Released in 1997, AIM, short for AOL Instant Messenger, was the original IM-ing choice for the first mass generation of internet users, making it the one socially acceptable product from AOL one could use without losing his or her cred. Even with the onslaught of instant message features in Gmail and Facebook and major applications like Skype and Apple’s own Chat, AIM has somehow managed to keep its spot — or at least a spot — in the market. Lacking any serious updates in recent years, AOL is completely rebooting AIM, launching a new version this week with mobile apps for the iPhone and Android, desktop clients for Mac and PC, and a site for chatting directly on your browser. With this a new logo has also been introduced.
The old logo, with the AOL running man, certainly had to go in order to break ties with the original AOL that no one wants to be associated with. There was nothing really wrong with it, other than its AOLness. The new logo is a radical change and it’s one of the few redesigns that I’m undecided about whether I like or not. I’ll start with the easy, what I don’t like: as a lowercase wordmark, the product becomes “aim” instead of the acronym “AIM”, which is how people know it and I don’t see a reason why it should be read as “aim” since there is nothing aim-able about instant messaging. I also don’t like that it is similar to Vimeo; it’s not that no one else can do the quirky script approach anymore, but for a product competing for a similar audience, the similarity is not necessarily welcome. What I do like is that it’s a clean break with a fresh, friendly, bouncy attitude. Something the old one never had. There is a nice interplay between the swashes of the script right in the center where the “i” meets with its two companions.
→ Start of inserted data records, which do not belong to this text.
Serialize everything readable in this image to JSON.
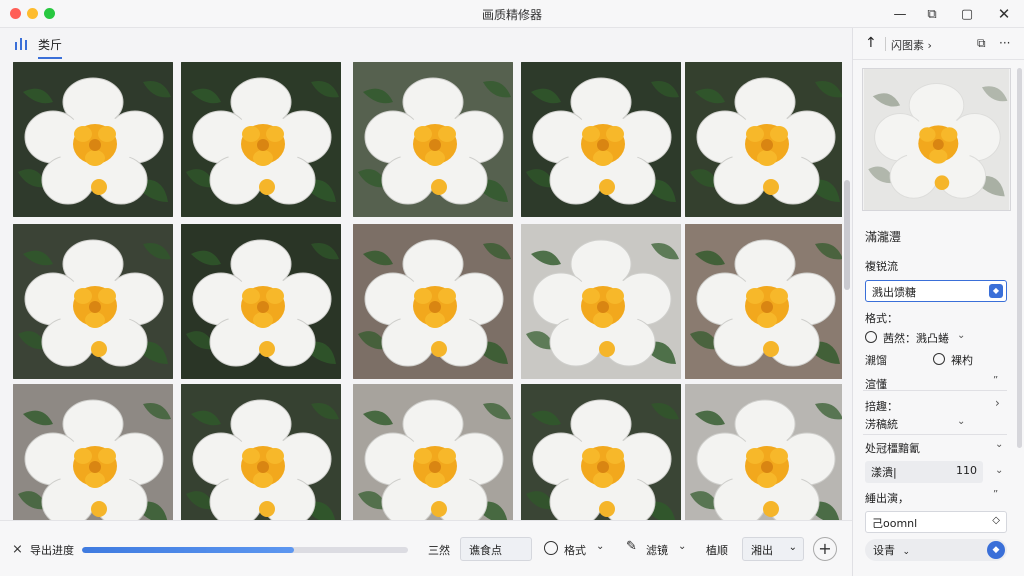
{
  "window": {
    "title": "画质精修器",
    "controls": {
      "minimize": "—",
      "pin": "⧉",
      "maximize": "▢",
      "close": "✕"
    }
  },
  "left_tabs": {
    "active_label": "类斤"
  },
  "grid": {
    "columns": 5,
    "rows": 3,
    "tiles": [
      {
        "bg": "#2f3a2c"
      },
      {
        "bg": "#2c3a28"
      },
      {
        "bg": "#56614f"
      },
      {
        "bg": "#2d3a2a"
      },
      {
        "bg": "#34402e"
      },
      {
        "bg": "#3b4336"
      },
      {
        "bg": "#2a3526"
      },
      {
        "bg": "#7c6f66"
      },
      {
        "bg": "#c9c8c4"
      },
      {
        "bg": "#8a7b70"
      },
      {
        "bg": "#8e8984"
      },
      {
        "bg": "#364131"
      },
      {
        "bg": "#a7a39d"
      },
      {
        "bg": "#3a4535"
      },
      {
        "bg": "#b8b6b2"
      }
    ]
  },
  "bottom_bar": {
    "export_label": "导出进度",
    "progress": 0.65,
    "field1_label": "三然",
    "field1_value": "谯食点",
    "format_label": "格式",
    "filter_label": "滤镜",
    "quality_label": "植顺",
    "quality_value": "湘出",
    "add": "+"
  },
  "right_panel": {
    "up_arrow": "↑",
    "crumb": "闪图素 ›",
    "tool_copy": "⧉",
    "tool_more": "···",
    "section_title": "滿瀧灃",
    "field_label": "複锐流",
    "select_value": "溅出馈糖",
    "format_label": "格式：",
    "radio1_label": "茜然：溅凸蜷",
    "size_label": "瀙馏",
    "radio2_label": "裸杓",
    "speed_label": "渲懂",
    "speed_hint": "”",
    "extra_label": "掊趣：",
    "preset_label": "淓稿統",
    "advanced_label": "处冠橿黯氰",
    "quality_row_label": "漾潰|",
    "quality_row_value": "110",
    "output_label": "綞出演，",
    "output_hint": "”",
    "path_value": "己oomnl",
    "footer_value": "设青"
  }
}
The “m” gets a little wonky towards the end, but the overall feel is quite decently executed. The main thing here is signaling change, and AIM does succeed in that regard.